Perhaps next year there could be a session where we talk to the Policy team, and actually come away with a plan of action? There are signs already in many areas that the Health and Social Care Bill is extending waiting times, patients are being denied care, drugs are again in short supply, etc. Worst of all, after Macmillan campaigned strongly for Co-payments, all has been forgotten. Why no session to repeat what Macmillan campaigned for with these co-payments, and give out a laminated sheet we could thrust under the noses of commissioners for hospitals and doctors; we already need this in my area (London). When I wanted to pay extra to be given an infusion specifically designed for cancer patients, Chelsea and Westminster Hospital
- refused to discuss co-payments, saying they didn’t agree with them
- when I said that Alan Johnson had promised Macmillan we could have these – ignored his decree
- then said if I continued to ask for this drug I would be struck off and would have to pay to go privately.

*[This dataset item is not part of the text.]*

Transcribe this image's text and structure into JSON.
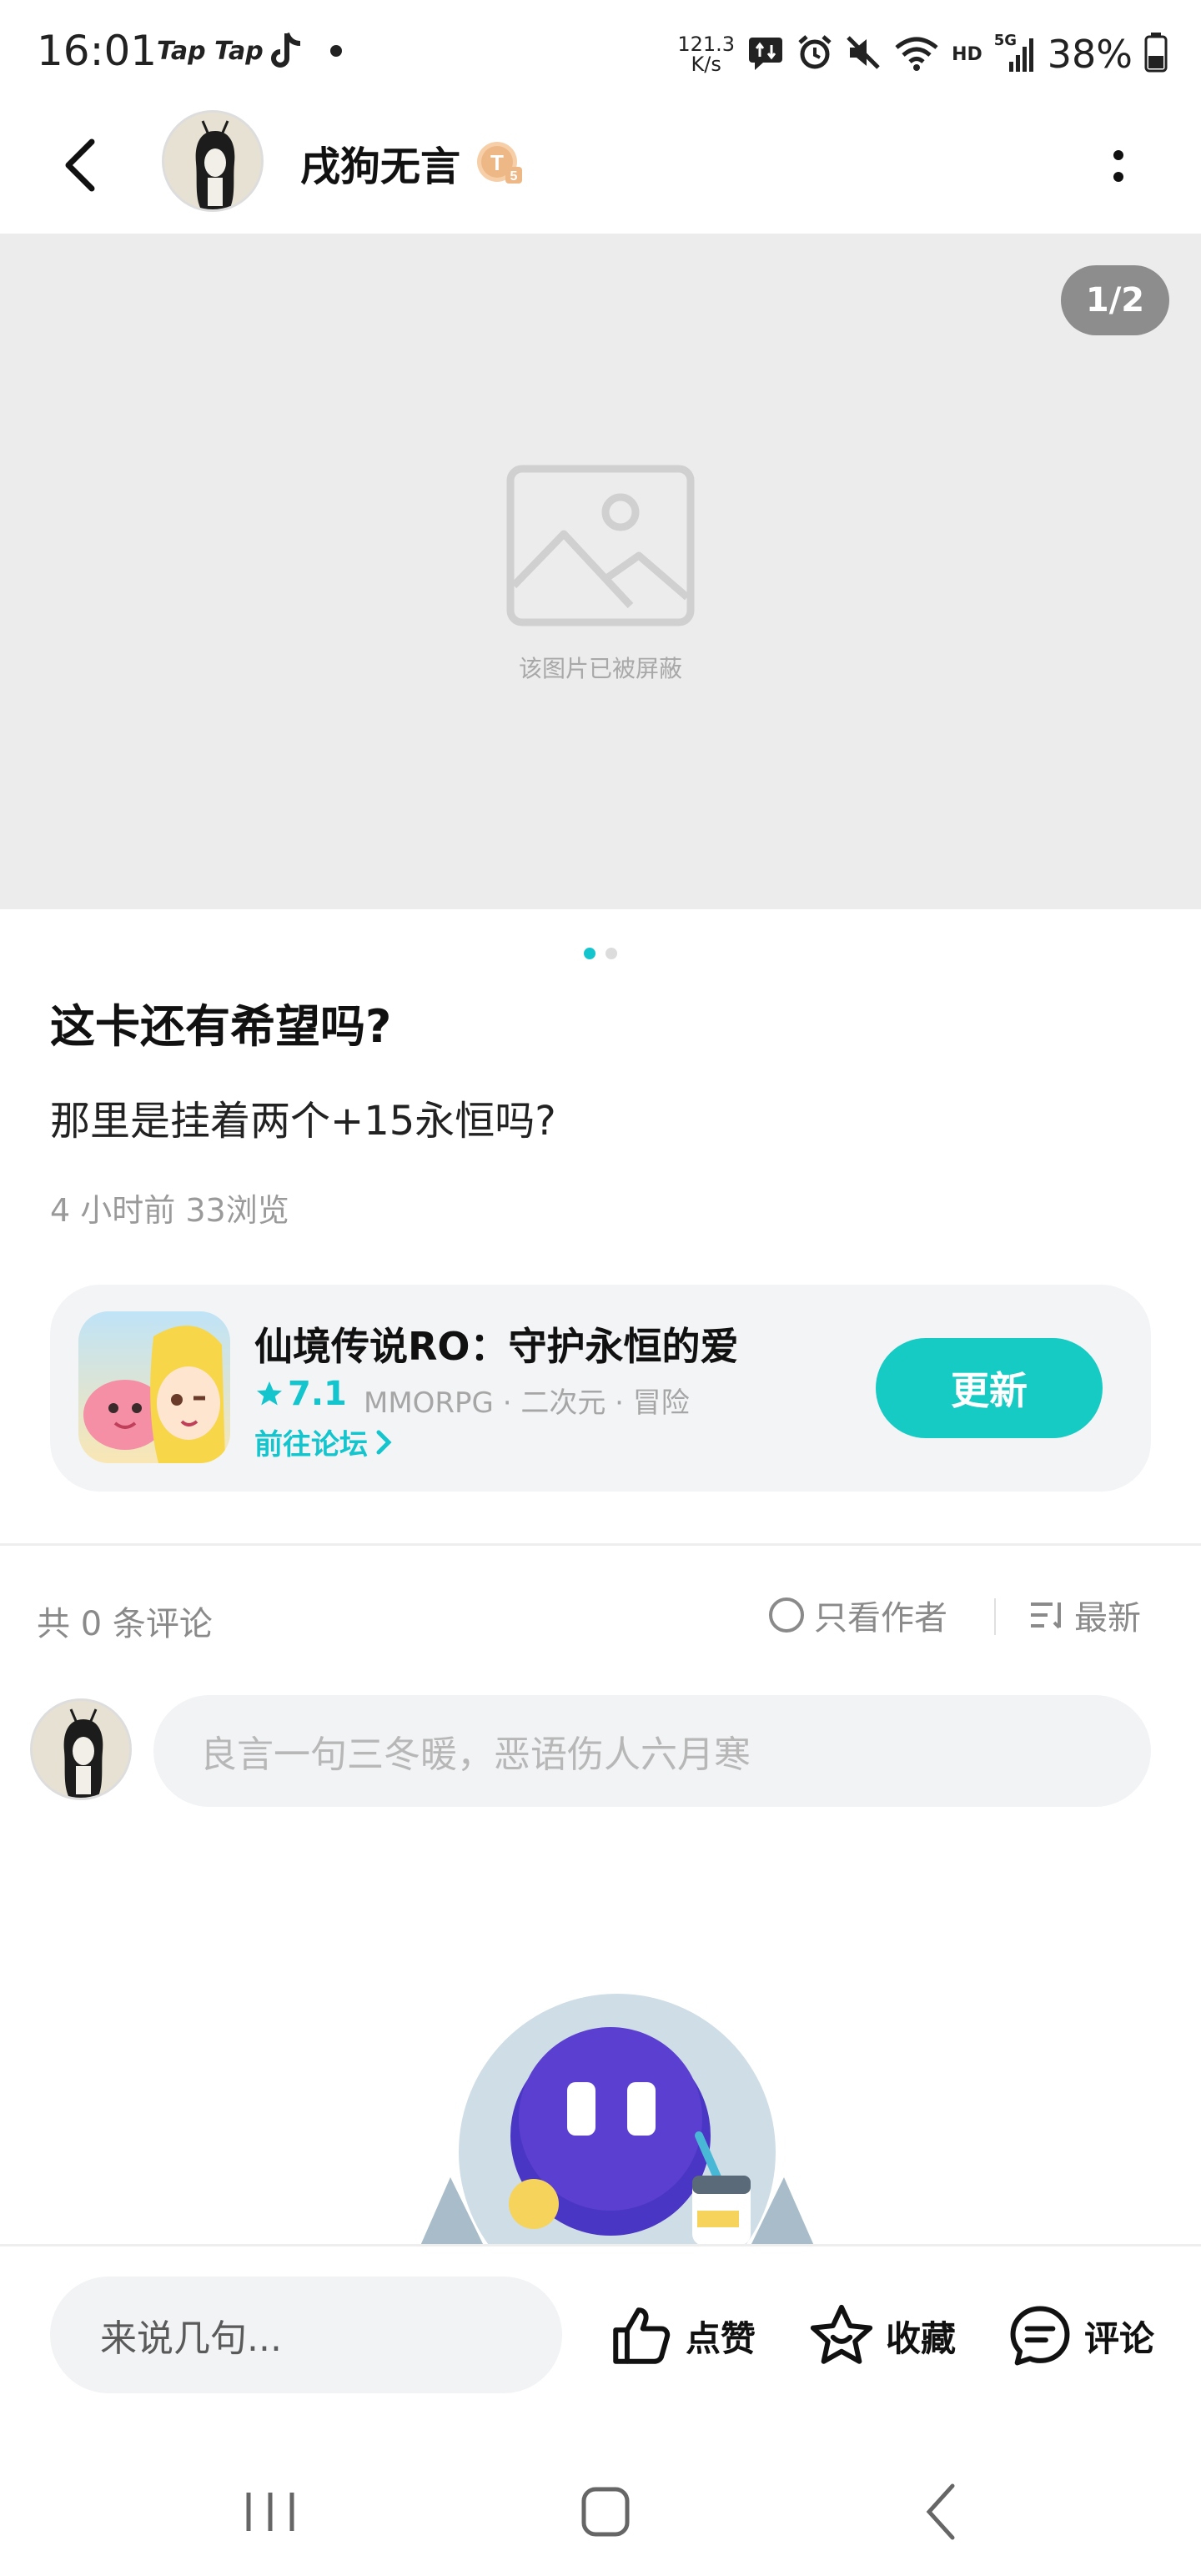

Considering how much time and money Macmillan spent on this campaign, it would have been helpful to discuss what is happening now. Perhaps we could submit ideas for what concerns us, and Macmillan could pick a ‘top ten’ for workshops next year? With the proviso that if we raise the subject, we are expected to go ahead – with Macmillan’s help.
So next year – let’s harness the energy that was in the conference, and get out to campaign effectively. We need to follow the type of lobbying that is seen in the USA, because under the Health Bill we are going to need this.
Two days later the Breakthrough Breast Cancer conference showed how it should be done; 60 MPs were lobbied by constituents, and 40 peers turned up during the event. And the conference team made sure we all had plans of action to continue lobbying – so we felt we were really contributing to improving cancer care.